Guy meets girl. They fall in love. Girl’s father opposes the alliance. Guy wins her over. How different can a plot this archaic be translated into an engaging film? Watch ‘Karsandas Pay and Use’ to know. The title here is justified by the fact that the public toilet was christened after the name of a local politician.
Well, I was told there was a double entendre there in its title but let’s not get there, as the film’s director, Krishnadev Yagnik, too, refrains from the indulgence of toilet humour in his film. ‘Karsandas Pay and Use’ effortlessly replaces toilet humour with dark humour, a rare feat to achieve.
An actor with brilliant screen presence, Mayur Chauhan, who had earlier essayed a brief role in Krishnadev Yagnik’s previous blockbuster, ‘Chello Divas’ (The highest grossing Gujarati film), as a Saurashtra accented tea vendor. This time around, he plays Tilok, the caretaker of a public toilet who makes a living by helping people answer the nature’s call. The actor uses the Saurashtra dialect to his character’s advantage. Never does the accent feel forced or fake.
As an audience, you are convinced that Mayur Chauhan speaks the same way. More than the accent, it’s the actor’s ability to emote in front of the camera and sink his teeth into the character that makes him believable. In fact, the character is so well-written, you can’t resist rooting for him, even if the means he chooses to meet the ends aren’t morally correct.
Deeksha Joshi, in a role far different from her previous outing, ‘Shubh Aarambh’, where she portrayed the role of a confident and independent urban girl, essays the role of Jaya, a housemaid, with such conviction that there isn’t a trace of the urban girl you’d seen before. The house that she inhabits is a complete mess, replete with four (plus one, I guess) sisters, and a ruthless father, Chinubha (Chetan Daiya, a terrific actor), who drives an autorickshaw, when not busy impregnating his wife, hoping against hope for a male child.
The other actor who makes his presence felt is Hemang Shah, who plays Sundar, the brother of Tilok. The chemistry between these brothers is far effective than the one shared by the lead characters, i.e. Tilok and Jaya. Barring a scene on the terrace, where Jaya and Tilok meet, the other ‘romantic’ scenes are shot in slo-mo peppered by a reggae leitmotif becomes too repetitive after a certain point of time. The special touches like onion peels replacing rose petals and the ‘Vikram Rathod’ (He also plays a cameo here) scene are worth an applause.
The ‘mohalla ruckus’ has been given an authentic feel in ‘Karsandas Pay and Use’, where the director recreates the tension to perfection, making you believe that you are in the middle of the action. Brief characters like swachhta karmchaari kaka and an over-enthusiastic news reporter are sure to leave you in splits. The highpoint of this film is surely the faceoff between Tilok and Chinubha, ably supported by Jay Bhatt, the benign Pani-Puri vendor (An actor worth a mention here).

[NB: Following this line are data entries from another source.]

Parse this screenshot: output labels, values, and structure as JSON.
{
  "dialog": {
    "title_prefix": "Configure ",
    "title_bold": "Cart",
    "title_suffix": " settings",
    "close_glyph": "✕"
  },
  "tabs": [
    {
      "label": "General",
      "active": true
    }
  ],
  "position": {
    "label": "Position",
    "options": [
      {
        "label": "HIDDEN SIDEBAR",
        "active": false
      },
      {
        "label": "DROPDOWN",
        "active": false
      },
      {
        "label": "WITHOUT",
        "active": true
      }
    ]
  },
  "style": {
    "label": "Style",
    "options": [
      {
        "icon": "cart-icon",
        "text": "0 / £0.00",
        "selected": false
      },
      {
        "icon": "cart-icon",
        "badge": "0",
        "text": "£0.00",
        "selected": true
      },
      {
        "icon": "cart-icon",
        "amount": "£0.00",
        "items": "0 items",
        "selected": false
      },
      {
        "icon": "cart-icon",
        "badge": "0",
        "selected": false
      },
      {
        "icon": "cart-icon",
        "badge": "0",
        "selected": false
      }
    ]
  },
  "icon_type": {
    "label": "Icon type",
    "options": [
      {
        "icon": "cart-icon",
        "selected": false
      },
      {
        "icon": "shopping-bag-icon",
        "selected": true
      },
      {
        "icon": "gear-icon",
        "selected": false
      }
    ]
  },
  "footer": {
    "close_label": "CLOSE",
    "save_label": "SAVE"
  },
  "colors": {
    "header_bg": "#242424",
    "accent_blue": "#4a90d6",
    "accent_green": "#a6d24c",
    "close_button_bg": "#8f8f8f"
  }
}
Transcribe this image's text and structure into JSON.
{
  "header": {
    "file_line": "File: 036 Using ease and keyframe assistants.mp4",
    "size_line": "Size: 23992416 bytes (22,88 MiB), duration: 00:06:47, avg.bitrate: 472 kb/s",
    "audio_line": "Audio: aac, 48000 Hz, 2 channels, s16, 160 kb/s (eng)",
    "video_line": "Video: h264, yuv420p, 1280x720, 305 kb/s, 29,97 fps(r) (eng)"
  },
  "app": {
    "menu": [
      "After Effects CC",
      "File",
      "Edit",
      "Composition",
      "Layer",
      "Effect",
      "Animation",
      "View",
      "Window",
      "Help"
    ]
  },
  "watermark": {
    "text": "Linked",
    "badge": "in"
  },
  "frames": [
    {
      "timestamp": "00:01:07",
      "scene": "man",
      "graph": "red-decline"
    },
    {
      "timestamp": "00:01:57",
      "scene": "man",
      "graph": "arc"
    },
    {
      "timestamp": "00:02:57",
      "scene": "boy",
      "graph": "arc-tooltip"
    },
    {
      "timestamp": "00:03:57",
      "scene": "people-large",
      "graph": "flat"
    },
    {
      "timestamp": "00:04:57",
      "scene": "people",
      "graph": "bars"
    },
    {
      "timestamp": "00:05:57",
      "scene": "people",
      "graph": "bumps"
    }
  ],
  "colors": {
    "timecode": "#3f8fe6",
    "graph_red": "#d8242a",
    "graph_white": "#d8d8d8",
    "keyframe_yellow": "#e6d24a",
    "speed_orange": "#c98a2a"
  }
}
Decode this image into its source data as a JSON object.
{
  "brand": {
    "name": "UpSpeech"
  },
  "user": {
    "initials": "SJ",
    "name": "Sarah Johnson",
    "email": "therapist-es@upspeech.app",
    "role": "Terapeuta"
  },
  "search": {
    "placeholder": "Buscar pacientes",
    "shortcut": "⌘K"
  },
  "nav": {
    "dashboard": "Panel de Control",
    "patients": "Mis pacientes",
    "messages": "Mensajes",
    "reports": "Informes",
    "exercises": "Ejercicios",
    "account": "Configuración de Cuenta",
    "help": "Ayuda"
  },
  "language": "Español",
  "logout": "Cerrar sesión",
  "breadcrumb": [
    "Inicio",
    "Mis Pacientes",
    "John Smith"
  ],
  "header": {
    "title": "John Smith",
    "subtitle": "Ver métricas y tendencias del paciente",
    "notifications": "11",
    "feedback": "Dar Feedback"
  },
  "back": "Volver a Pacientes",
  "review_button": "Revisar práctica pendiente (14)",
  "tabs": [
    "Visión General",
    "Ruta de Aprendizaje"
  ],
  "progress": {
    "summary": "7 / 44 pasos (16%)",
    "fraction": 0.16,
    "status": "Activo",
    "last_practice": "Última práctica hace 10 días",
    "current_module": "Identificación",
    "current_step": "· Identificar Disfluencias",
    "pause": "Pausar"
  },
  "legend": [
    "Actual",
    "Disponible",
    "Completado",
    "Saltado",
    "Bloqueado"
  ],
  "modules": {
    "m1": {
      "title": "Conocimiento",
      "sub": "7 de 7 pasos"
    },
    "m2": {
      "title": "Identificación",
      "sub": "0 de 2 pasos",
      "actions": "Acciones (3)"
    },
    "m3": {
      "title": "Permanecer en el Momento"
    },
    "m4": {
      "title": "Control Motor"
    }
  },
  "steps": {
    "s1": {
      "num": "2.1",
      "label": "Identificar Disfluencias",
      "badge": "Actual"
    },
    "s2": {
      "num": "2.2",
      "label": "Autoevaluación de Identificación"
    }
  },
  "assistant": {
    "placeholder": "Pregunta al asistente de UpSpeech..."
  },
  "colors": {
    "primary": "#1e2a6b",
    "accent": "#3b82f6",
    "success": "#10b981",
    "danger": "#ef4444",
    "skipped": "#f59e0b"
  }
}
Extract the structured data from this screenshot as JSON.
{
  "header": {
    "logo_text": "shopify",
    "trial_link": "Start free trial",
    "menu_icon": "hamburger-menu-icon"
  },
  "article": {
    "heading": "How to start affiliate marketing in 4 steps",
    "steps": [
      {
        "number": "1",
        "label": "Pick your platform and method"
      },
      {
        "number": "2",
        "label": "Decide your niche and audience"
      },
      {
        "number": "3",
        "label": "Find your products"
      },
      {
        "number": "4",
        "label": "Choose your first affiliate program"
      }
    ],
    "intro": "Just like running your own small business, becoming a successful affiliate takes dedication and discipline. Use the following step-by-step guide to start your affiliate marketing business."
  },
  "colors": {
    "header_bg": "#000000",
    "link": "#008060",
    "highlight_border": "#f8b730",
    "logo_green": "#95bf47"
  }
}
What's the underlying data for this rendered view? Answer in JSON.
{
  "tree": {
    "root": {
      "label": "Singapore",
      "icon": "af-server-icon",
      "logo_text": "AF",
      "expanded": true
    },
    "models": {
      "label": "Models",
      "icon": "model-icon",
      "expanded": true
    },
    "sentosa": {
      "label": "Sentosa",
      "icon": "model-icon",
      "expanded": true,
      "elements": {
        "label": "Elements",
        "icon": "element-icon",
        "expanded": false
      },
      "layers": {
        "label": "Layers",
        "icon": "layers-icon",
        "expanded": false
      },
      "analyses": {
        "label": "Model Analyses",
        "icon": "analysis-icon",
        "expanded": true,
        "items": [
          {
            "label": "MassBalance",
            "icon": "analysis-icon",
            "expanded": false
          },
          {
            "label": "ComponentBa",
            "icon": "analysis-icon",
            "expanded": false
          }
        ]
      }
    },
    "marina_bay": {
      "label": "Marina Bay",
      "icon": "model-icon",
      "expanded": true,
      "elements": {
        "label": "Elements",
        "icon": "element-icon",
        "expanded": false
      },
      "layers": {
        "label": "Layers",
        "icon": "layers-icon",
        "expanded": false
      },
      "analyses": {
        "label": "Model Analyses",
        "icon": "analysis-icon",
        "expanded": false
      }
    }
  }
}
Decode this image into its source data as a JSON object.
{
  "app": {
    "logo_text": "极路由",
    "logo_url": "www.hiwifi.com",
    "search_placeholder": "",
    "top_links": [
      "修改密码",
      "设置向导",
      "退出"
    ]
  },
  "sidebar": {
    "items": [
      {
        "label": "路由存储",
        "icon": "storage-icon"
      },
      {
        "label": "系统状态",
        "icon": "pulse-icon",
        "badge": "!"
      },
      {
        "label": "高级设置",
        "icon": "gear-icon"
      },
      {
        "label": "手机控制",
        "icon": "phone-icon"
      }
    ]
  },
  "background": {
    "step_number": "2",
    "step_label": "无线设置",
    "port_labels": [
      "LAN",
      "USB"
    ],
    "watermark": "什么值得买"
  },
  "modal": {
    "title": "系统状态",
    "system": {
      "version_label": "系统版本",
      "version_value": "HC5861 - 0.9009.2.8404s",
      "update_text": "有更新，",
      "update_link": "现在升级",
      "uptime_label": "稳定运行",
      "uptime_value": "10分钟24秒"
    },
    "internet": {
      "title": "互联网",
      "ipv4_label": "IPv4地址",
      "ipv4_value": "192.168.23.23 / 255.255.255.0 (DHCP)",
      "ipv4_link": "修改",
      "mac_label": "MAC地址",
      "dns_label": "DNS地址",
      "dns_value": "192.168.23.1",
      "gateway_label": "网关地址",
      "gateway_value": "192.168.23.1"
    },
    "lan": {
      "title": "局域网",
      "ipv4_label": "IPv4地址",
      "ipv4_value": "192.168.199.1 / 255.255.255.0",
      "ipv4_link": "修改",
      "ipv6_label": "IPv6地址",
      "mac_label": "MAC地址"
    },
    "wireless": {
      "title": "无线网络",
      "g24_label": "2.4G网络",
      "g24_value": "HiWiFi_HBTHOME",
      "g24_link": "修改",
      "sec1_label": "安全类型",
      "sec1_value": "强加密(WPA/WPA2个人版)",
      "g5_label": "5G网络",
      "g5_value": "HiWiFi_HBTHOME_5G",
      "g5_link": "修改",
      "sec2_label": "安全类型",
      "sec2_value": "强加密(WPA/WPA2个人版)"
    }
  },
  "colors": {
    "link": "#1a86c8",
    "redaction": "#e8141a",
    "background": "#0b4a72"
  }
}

Well, to sum it up, ‘Kasandas Pay and Use’ is a departure from those multiple ‘Urban Gujarati Films’ churned out after the success of ‘Kevi Rite Jaish’, ‘Bey Yaar’, ‘Chello Divas’, and ‘Wrong Side Raju’. This film has many sub-texts to it, which I’d better leave on you to discover. ‘Karsandas Pay and Use’ is sure to appeal both urban as well as rural populace, especially because of its authentic rustic treatment. Despite being shot in Vadodara, the film thankfully distances itself from those mandatory Laxmi Vilas Palace or Bird Circle shots.
A film on such topic would have been replete with toilet humour, but director Krishnadev Yagnik ensures that you root for Tilok till the end credits roll. Hope other filmmakers take a leaf from this film and think beyond ‘jugaadu friends helping the hero woo his girl’, ‘bootleggers and terrace daaru parties’, ‘American dreams’, and ‘Patang restaurant shots’. Gujarati cinema surely deserves better and this might just be the beginning. ‘Karsandas Pay and Use’ offers Gujarati cinema the much-needed relief from the stereotypes. After all, there are miles of ‘Sairat’ to go before we sleep…